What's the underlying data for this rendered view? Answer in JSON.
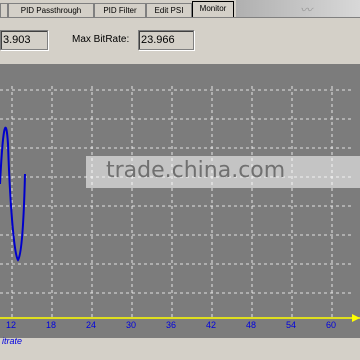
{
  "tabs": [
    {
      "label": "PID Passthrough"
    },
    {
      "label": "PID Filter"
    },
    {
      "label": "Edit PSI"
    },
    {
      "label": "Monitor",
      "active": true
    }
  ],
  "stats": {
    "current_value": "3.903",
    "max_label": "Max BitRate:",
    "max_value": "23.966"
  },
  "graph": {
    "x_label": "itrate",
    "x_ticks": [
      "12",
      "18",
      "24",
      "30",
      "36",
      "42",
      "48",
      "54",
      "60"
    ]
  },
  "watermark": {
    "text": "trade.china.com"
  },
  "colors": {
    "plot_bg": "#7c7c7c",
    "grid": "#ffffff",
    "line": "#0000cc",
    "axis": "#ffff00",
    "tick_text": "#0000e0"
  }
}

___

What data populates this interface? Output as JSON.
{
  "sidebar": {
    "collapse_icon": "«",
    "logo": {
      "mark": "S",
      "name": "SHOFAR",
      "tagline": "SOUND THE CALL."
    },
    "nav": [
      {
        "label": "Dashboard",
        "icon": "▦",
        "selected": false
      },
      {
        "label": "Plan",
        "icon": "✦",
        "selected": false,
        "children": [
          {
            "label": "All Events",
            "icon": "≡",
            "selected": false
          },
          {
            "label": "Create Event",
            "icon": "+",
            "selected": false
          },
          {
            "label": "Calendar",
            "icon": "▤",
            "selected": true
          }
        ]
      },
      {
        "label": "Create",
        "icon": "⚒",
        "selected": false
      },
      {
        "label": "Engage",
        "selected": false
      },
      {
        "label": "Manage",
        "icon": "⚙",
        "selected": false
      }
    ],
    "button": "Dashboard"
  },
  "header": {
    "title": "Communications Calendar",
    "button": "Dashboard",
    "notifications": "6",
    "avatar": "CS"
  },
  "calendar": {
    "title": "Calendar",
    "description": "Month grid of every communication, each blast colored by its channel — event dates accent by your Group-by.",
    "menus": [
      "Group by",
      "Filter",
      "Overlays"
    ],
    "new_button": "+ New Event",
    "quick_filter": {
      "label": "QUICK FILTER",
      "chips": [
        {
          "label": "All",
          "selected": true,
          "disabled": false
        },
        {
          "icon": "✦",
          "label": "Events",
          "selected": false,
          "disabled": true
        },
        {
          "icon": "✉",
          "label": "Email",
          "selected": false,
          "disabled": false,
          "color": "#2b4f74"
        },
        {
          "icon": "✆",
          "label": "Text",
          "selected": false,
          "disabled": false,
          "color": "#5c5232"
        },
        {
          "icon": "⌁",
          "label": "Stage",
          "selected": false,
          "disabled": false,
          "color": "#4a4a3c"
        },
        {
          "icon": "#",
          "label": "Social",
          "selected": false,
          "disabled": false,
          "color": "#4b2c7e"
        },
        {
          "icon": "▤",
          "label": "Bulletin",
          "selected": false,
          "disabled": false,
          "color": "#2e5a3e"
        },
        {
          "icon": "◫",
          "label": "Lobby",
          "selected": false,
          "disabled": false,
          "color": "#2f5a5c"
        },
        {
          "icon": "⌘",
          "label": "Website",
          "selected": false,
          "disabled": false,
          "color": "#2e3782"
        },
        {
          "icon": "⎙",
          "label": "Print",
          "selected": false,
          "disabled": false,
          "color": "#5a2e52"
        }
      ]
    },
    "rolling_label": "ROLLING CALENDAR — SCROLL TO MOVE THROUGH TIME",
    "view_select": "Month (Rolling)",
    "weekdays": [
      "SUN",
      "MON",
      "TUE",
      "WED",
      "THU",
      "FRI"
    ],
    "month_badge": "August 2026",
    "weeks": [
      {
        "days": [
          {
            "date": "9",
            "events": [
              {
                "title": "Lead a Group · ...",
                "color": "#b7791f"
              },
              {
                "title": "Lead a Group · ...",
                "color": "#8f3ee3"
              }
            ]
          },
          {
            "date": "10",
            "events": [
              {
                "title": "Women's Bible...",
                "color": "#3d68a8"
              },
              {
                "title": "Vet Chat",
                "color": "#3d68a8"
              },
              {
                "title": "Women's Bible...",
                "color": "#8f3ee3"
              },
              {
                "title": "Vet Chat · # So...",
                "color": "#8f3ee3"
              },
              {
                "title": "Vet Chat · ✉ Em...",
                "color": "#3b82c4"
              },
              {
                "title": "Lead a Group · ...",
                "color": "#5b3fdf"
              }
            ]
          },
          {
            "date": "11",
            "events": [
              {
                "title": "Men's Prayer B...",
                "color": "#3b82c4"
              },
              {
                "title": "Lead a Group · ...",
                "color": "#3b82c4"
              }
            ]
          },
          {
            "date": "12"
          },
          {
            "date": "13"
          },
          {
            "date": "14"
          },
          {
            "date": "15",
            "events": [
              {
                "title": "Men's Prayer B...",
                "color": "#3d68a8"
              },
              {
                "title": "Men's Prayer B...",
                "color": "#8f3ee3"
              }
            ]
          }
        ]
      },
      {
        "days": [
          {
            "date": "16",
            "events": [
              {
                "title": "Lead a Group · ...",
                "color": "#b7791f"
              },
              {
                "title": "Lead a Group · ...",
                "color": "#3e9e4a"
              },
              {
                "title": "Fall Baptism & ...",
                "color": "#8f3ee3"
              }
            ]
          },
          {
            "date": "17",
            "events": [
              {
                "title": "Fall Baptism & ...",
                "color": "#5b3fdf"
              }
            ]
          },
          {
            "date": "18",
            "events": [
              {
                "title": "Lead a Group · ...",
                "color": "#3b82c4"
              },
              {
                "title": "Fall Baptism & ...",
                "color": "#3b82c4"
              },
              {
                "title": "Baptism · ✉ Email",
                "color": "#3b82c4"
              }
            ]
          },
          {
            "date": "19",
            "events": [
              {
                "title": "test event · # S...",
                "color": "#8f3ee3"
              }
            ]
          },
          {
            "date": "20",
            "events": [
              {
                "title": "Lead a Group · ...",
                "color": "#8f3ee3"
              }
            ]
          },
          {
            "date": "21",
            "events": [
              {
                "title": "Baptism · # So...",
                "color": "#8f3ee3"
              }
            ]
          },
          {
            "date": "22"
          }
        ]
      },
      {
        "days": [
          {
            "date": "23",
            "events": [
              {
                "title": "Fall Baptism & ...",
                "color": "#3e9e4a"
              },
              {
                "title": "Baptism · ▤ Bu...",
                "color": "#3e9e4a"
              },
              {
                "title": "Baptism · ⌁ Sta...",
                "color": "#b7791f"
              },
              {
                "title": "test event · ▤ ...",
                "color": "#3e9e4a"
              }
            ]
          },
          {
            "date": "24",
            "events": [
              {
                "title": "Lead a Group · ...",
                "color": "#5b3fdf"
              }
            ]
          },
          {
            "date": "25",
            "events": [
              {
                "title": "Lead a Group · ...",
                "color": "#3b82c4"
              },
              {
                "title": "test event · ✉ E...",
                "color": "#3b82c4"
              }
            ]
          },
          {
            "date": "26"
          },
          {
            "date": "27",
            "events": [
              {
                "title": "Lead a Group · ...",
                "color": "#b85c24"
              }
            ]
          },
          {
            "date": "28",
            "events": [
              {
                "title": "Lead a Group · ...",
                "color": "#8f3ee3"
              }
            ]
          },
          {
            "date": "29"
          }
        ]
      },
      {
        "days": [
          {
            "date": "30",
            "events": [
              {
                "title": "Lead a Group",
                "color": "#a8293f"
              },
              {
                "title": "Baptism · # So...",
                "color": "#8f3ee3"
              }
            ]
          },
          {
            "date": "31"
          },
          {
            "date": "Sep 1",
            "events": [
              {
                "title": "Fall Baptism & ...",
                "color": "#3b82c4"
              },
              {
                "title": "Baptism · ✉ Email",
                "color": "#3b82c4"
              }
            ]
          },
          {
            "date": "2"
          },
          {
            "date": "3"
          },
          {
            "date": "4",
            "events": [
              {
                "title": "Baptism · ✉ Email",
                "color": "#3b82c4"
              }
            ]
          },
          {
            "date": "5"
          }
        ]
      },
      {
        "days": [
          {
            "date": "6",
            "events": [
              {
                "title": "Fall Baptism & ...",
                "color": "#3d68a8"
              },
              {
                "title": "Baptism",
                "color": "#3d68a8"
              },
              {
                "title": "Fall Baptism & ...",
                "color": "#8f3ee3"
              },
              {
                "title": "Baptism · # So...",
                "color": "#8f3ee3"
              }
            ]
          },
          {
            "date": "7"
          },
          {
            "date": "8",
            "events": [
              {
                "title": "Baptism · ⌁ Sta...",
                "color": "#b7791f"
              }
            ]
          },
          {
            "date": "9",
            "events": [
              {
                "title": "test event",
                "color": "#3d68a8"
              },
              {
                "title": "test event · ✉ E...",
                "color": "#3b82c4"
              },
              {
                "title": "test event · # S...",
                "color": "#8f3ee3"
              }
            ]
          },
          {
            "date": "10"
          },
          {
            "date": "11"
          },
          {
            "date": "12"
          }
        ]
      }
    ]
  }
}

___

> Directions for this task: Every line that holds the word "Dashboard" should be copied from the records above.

> Response to the task:
        "label": "Dashboard",
    "button": "Dashboard"
    "button": "Dashboard",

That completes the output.